She Wore a Brass Necklace
On their self-titled debut, Pearls and Brass established their particular brand of bluesy stoner rock, carving out their own tiny niche. The album was tight, concise and full of originality, hinting on great things to come. Their potential is not only realized, but also exceeded in their sophomore release The Indian Tower.Possibly the most instantly identifiable characteristic of the Pearls and Brass sound is their disdain for straightforward timings and rhythms. Each song lurches from riff to riff, resulting in churning compositions with a dynamic sway that you can still stomp a foot to. The guitar twists and turns like a country road, while bass and drums rumble along, kicking up dust that conceals what lies just around the next bend.
The album leads off with “The Tower,” opening with quiet ambient chanting that builds into the first wallop of the song’s stuttering hook. After singer/guitarist Randy Huth belts out a few verses, the chanting returns, intertwining with the melody of the guitar and bass creating a truly haunting effect. Eerie backing howls add a similar feeling on “The Face of God” and the driving “Pray for Sound.” “Black Rock Man” starts off slightly slower and more subdued than the fiery riffs that kick off most songs, but Huth balances this during the chorus as he pushes his voice to its raw outer limits. Dispersed between the heavy-hitters are acoustic tracks embrace at their delta-blues influences.

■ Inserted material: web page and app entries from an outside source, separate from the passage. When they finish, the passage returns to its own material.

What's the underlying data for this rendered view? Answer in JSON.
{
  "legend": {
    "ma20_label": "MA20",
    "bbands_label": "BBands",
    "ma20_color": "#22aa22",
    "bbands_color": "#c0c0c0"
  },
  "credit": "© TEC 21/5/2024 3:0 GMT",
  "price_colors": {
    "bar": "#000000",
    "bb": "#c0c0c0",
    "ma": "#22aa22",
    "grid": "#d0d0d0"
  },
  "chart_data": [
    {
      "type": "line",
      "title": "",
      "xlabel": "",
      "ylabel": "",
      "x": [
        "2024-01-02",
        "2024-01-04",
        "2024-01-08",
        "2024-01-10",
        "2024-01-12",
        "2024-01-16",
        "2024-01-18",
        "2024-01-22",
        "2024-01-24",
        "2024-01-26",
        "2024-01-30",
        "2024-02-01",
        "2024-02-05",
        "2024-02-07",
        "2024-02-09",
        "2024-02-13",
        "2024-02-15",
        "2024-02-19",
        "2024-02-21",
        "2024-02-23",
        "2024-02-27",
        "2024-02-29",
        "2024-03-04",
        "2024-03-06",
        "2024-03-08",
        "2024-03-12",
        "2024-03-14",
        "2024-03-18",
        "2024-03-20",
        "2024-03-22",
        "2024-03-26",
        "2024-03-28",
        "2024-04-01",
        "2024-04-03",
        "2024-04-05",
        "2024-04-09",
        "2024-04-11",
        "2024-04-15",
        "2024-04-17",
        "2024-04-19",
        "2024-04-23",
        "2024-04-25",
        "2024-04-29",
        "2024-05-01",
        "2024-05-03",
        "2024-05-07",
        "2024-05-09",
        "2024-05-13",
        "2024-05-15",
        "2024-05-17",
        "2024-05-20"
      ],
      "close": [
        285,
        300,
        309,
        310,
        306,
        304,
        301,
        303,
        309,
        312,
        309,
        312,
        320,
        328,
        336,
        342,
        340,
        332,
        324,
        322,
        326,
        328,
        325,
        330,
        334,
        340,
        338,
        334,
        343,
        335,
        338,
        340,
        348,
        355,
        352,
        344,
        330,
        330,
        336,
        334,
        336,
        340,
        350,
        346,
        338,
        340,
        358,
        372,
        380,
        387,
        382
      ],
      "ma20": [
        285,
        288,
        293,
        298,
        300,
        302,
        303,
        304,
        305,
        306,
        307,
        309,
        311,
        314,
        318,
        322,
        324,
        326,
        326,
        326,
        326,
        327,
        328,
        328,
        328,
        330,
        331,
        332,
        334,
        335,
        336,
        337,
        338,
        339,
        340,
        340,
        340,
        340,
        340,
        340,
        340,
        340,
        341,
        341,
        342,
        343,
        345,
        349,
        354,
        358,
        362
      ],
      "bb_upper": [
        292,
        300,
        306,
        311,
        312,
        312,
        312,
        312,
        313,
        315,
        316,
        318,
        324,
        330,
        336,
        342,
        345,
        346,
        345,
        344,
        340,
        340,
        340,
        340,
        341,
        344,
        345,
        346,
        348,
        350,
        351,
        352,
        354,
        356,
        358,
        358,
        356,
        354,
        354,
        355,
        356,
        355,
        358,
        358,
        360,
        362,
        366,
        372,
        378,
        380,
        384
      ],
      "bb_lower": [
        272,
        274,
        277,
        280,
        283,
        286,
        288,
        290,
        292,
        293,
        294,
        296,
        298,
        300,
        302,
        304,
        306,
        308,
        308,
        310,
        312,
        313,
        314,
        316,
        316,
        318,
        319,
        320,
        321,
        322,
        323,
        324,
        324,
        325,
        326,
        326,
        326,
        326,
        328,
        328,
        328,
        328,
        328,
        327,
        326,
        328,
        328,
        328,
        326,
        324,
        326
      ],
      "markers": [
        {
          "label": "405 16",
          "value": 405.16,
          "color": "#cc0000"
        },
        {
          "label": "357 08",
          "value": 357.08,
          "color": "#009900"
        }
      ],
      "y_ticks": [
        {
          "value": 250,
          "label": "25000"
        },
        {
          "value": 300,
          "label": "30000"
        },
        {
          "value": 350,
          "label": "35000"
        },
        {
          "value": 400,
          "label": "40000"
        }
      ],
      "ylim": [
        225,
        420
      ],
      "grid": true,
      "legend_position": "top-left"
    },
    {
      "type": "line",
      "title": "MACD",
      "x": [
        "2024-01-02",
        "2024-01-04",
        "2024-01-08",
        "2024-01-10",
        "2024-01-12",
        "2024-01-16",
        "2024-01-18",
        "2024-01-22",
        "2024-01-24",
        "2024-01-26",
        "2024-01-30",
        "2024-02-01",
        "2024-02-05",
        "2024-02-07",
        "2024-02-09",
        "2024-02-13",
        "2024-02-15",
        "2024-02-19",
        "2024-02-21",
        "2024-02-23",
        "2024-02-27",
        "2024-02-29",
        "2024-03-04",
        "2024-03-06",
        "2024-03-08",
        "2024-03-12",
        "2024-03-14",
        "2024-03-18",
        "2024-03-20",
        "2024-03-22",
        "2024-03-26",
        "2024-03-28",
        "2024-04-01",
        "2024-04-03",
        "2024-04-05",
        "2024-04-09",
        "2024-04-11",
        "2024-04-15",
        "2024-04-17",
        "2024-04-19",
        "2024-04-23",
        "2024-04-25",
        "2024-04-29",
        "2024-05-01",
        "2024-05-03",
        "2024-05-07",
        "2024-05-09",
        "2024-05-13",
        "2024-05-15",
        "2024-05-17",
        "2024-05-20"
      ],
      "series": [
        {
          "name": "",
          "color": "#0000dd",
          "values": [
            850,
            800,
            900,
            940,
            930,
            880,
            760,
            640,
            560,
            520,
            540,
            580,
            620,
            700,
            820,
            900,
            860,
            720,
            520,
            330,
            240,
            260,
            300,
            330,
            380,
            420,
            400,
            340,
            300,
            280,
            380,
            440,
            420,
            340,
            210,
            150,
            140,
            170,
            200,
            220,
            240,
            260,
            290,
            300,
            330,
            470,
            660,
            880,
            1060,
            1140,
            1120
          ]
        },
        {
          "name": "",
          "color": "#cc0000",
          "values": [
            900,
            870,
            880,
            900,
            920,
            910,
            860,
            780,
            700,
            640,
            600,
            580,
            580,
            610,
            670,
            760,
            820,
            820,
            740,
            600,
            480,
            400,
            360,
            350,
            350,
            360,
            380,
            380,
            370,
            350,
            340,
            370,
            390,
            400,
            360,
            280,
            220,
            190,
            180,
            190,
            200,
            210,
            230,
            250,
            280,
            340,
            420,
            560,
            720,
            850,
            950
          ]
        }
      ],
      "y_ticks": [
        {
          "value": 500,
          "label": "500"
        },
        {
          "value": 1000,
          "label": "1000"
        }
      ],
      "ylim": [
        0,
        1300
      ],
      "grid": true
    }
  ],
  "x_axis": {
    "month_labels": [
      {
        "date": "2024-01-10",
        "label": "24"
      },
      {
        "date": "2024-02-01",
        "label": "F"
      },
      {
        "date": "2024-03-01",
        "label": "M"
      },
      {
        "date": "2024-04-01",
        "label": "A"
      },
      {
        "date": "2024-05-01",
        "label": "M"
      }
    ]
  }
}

The Indian Tower is an unconventional stoner rock album that will pound you flat, wrap around itself like cotton candy at a county fair only to melt in your mouth. Ah, sweet sweet goodness!